5. With accelerated 48% Y/Y growth this quarter, Microsoft Azure continued its strong fiscal year and made meaningful market share gains on a dollar and % share basis.

Microsoft Azure’s strong Q2 FY2021 was driven by factors including continued adoption of hybrid enterprise products, a strong ecosystem of integrations and vertical solutions, as well as macro tailwinds from increased digital adoption due to COVID.

Azure has been steadily gaining share on a dollar basis in the last three quarters, with an estimated $4.6B of net new run-rate revenue this past quarter. This translates to an estimated 44% share when compared to AWS (GCP is excluded from this analysis given lack of cloud business disclosure). This is a significant increase from the first half of the calendar year, where they had an estimated 36% at the end of FY2020.

We believe their recent partnership with Verily (an Alphabet company) is particularly notable, both as a testament to their strength as a provider in the healthcare space and an anecdotal example of an increasingly popular multi-cloud strategy.

Microsoft Azure also expanded both its footprint and its portfolio of solutions this past quarter. This includes the launch of new data center regions in Chile, Denmark, Sweden and Taiwan, addressing challenges for current partners, and securing more large, long-term contracts with a variety of companies including GM/Cruise, J&J, SAP, Workday and AT&T. Azure also reflected the continued focus on and demand from healthcare for cloud-based solutions — introducing Azure Health Bot to serve Walgreens, the Center for Disease Control and Premera Blue Cross.
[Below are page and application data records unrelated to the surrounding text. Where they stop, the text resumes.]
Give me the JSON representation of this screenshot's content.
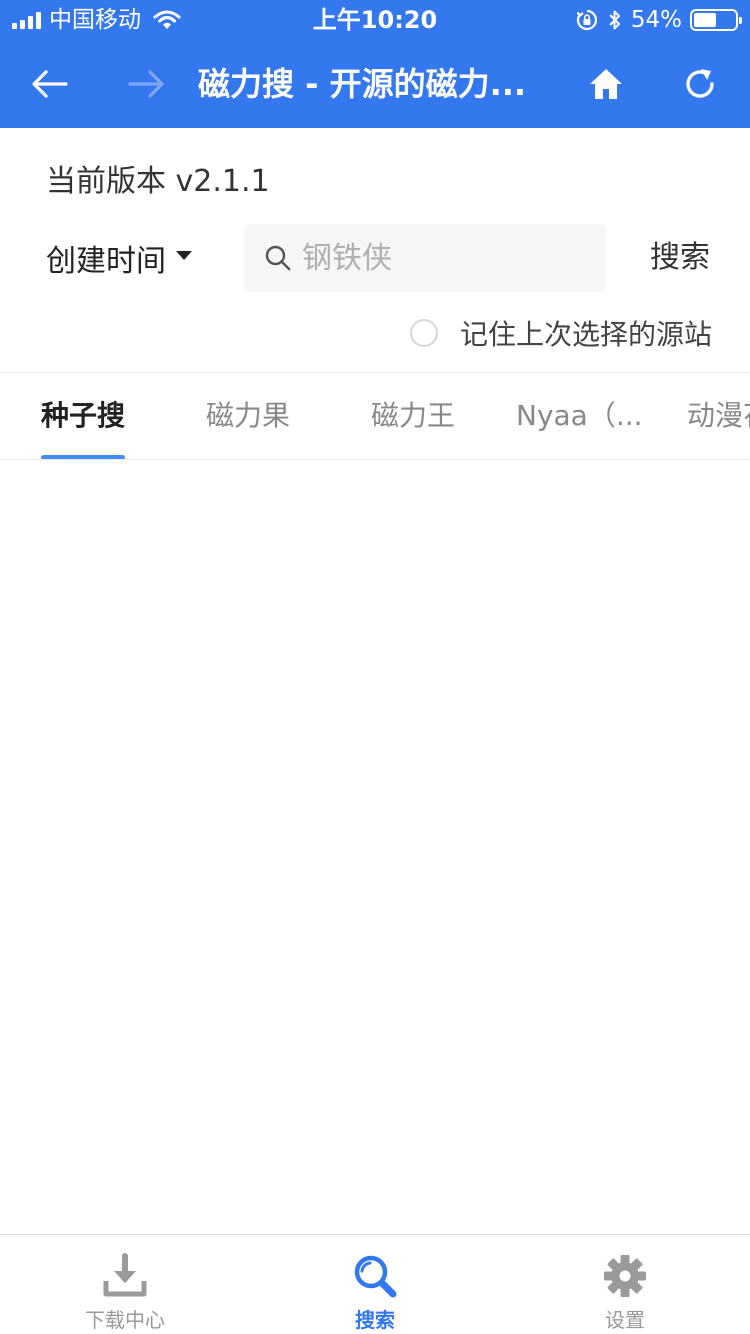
{
  "status_bar": {
    "carrier": "中国移动",
    "time": "上午10:20",
    "battery_percent_text": "54%",
    "battery_level": 0.54
  },
  "nav": {
    "title": "磁力搜 - 开源的磁力..."
  },
  "version_text": "当前版本 v2.1.1",
  "sort": {
    "selected": "创建时间"
  },
  "search": {
    "placeholder": "钢铁侠",
    "button_label": "搜索"
  },
  "remember": {
    "label": "记住上次选择的源站",
    "checked": false
  },
  "tabs": [
    {
      "label": "种子搜",
      "active": true
    },
    {
      "label": "磁力果",
      "active": false
    },
    {
      "label": "磁力王",
      "active": false
    },
    {
      "label": "Nyaa（...",
      "active": false
    },
    {
      "label": "动漫花园",
      "active": false
    }
  ],
  "tabbar": [
    {
      "label": "下载中心",
      "icon": "download-icon",
      "active": false
    },
    {
      "label": "搜索",
      "icon": "search-icon",
      "active": true
    },
    {
      "label": "设置",
      "icon": "gear-icon",
      "active": false
    }
  ],
  "colors": {
    "brand": "#3478F0",
    "tab_indicator": "#3F8CF7",
    "inactive": "#999999"
  }
}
Microsoft has also continued to invest into Azure’s hybrid capabilities and now has 1000+ customers on Azure Arc, their hybrid cloud management platform. Notably, Azure’s SMB business on a per seat basis has continued to grow and Microsoft expects a strong 2H FY2021 and improving margin profiles over the rest of the year.

6. International players such as Alibaba Cloud and Tencent Cloud continue to make significant investments to expand their global footprint

The top 2 Chinese cloud providers, Alibaba Cloud and Tencent Cloud, both announced significant plans this year to invest billions of dollars in cloud infrastructure over the next few years.

Alibaba Cloud, with a run-rate revenue of $9.9B this quarter (50% Y/Y) achieved positive EBITDA for the first time this quarter after 10 years. It also announced plans earlier this year to invest $28B in cloud infrastructure over the next three years, with a focus on semiconductor, operating system development, and data center infrastructure.

Tencent Cloud, which sits in Tencent’s Fintech & Business Services segment, reported a run-rate revenue of $9.6B at the end of Q4 2019. Tencent announced even more aggressive plans to invest $70B in cloud infrastructure over the next five years.

We hope this overview helps provide insight into the growth of public cloud providers in recent quarters, and how these management teams expect to evolve their platforms in the future. For more detailed information, please reach out for a full copy of the report.